- Opening Delimiter -

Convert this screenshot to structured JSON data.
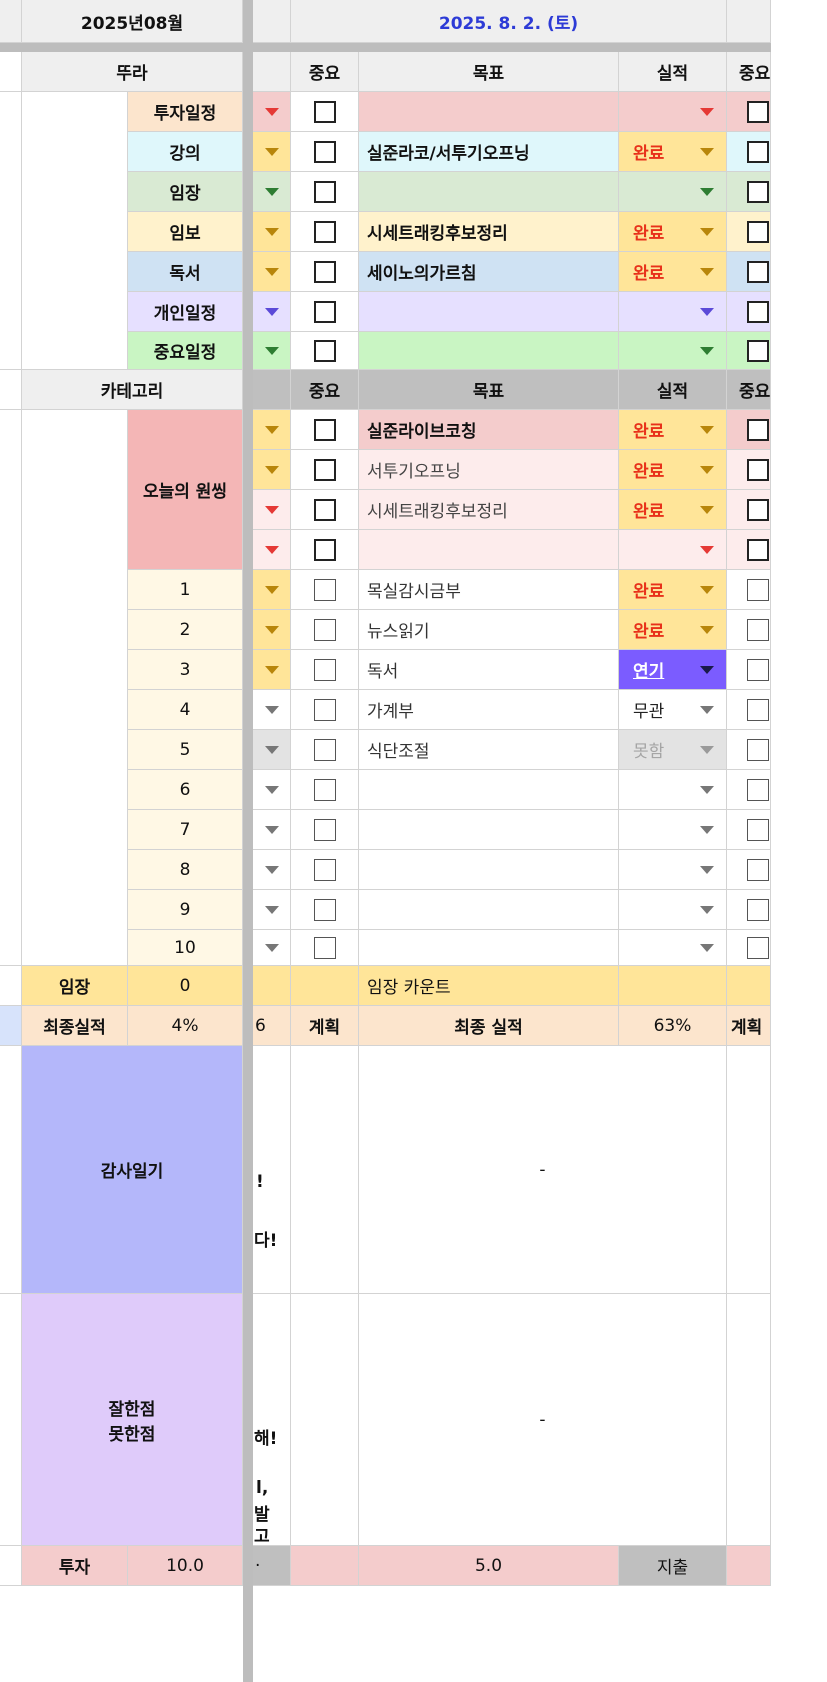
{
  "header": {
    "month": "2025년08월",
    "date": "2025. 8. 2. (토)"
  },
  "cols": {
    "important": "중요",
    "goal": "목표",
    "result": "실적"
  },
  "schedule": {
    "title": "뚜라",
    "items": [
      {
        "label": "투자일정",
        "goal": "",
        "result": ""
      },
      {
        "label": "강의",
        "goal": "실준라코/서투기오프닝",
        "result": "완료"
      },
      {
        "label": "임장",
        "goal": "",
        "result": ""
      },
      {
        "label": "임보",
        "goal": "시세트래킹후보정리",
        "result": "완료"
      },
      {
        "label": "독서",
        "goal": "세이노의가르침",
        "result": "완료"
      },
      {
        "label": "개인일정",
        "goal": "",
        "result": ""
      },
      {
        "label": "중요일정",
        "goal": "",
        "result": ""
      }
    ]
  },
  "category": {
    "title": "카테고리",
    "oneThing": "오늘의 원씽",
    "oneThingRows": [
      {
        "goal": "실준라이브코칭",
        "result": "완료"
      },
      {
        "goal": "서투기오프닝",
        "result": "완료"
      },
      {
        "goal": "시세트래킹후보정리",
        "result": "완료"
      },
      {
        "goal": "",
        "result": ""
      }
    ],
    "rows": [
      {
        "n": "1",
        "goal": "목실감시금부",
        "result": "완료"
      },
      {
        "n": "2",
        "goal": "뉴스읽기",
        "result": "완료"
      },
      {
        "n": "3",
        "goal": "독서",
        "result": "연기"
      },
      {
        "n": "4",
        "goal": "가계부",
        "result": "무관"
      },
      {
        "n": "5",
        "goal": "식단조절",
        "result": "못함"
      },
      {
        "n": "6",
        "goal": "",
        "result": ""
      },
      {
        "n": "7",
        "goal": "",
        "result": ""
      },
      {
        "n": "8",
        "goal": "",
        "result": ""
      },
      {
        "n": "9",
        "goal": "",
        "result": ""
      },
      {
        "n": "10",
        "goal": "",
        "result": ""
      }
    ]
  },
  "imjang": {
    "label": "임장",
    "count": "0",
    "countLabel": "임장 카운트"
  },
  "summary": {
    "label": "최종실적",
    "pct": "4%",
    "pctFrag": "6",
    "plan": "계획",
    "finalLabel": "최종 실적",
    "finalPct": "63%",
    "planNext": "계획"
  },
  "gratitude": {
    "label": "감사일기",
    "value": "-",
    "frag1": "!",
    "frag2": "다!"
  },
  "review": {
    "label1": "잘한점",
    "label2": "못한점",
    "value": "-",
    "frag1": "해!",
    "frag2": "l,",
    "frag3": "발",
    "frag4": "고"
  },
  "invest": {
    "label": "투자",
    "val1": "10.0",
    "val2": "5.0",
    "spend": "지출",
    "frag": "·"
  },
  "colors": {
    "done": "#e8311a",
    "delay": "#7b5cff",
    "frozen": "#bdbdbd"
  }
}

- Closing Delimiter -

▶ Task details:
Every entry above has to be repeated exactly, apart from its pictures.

▶ Reply to the exercise:
Convert this screenshot to structured JSON data.
{
  "header": {
    "month": "2025년08월",
    "date": "2025. 8. 2. (토)"
  },
  "cols": {
    "important": "중요",
    "goal": "목표",
    "result": "실적"
  },
  "schedule": {
    "title": "뚜라",
    "items": [
      {
        "label": "투자일정",
        "goal": "",
        "result": ""
      },
      {
        "label": "강의",
        "goal": "실준라코/서투기오프닝",
        "result": "완료"
      },
      {
        "label": "임장",
        "goal": "",
        "result": ""
      },
      {
        "label": "임보",
        "goal": "시세트래킹후보정리",
        "result": "완료"
      },
      {
        "label": "독서",
        "goal": "세이노의가르침",
        "result": "완료"
      },
      {
        "label": "개인일정",
        "goal": "",
        "result": ""
      },
      {
        "label": "중요일정",
        "goal": "",
        "result": ""
      }
    ]
  },
  "category": {
    "title": "카테고리",
    "oneThing": "오늘의 원씽",
    "oneThingRows": [
      {
        "goal": "실준라이브코칭",
        "result": "완료"
      },
      {
        "goal": "서투기오프닝",
        "result": "완료"
      },
      {
        "goal": "시세트래킹후보정리",
        "result": "완료"
      },
      {
        "goal": "",
        "result": ""
      }
    ],
    "rows": [
      {
        "n": "1",
        "goal": "목실감시금부",
        "result": "완료"
      },
      {
        "n": "2",
        "goal": "뉴스읽기",
        "result": "완료"
      },
      {
        "n": "3",
        "goal": "독서",
        "result": "연기"
      },
      {
        "n": "4",
        "goal": "가계부",
        "result": "무관"
      },
      {
        "n": "5",
        "goal": "식단조절",
        "result": "못함"
      },
      {
        "n": "6",
        "goal": "",
        "result": ""
      },
      {
        "n": "7",
        "goal": "",
        "result": ""
      },
      {
        "n": "8",
        "goal": "",
        "result": ""
      },
      {
        "n": "9",
        "goal": "",
        "result": ""
      },
      {
        "n": "10",
        "goal": "",
        "result": ""
      }
    ]
  },
  "imjang": {
    "label": "임장",
    "count": "0",
    "countLabel": "임장 카운트"
  },
  "summary": {
    "label": "최종실적",
    "pct": "4%",
    "pctFrag": "6",
    "plan": "계획",
    "finalLabel": "최종 실적",
    "finalPct": "63%",
    "planNext": "계획"
  },
  "gratitude": {
    "label": "감사일기",
    "value": "-",
    "frag1": "!",
    "frag2": "다!"
  },
  "review": {
    "label1": "잘한점",
    "label2": "못한점",
    "value": "-",
    "frag1": "해!",
    "frag2": "l,",
    "frag3": "발",
    "frag4": "고"
  },
  "invest": {
    "label": "투자",
    "val1": "10.0",
    "val2": "5.0",
    "spend": "지출",
    "frag": "·"
  },
  "colors": {
    "done": "#e8311a",
    "delay": "#7b5cff",
    "frozen": "#bdbdbd"
  }
}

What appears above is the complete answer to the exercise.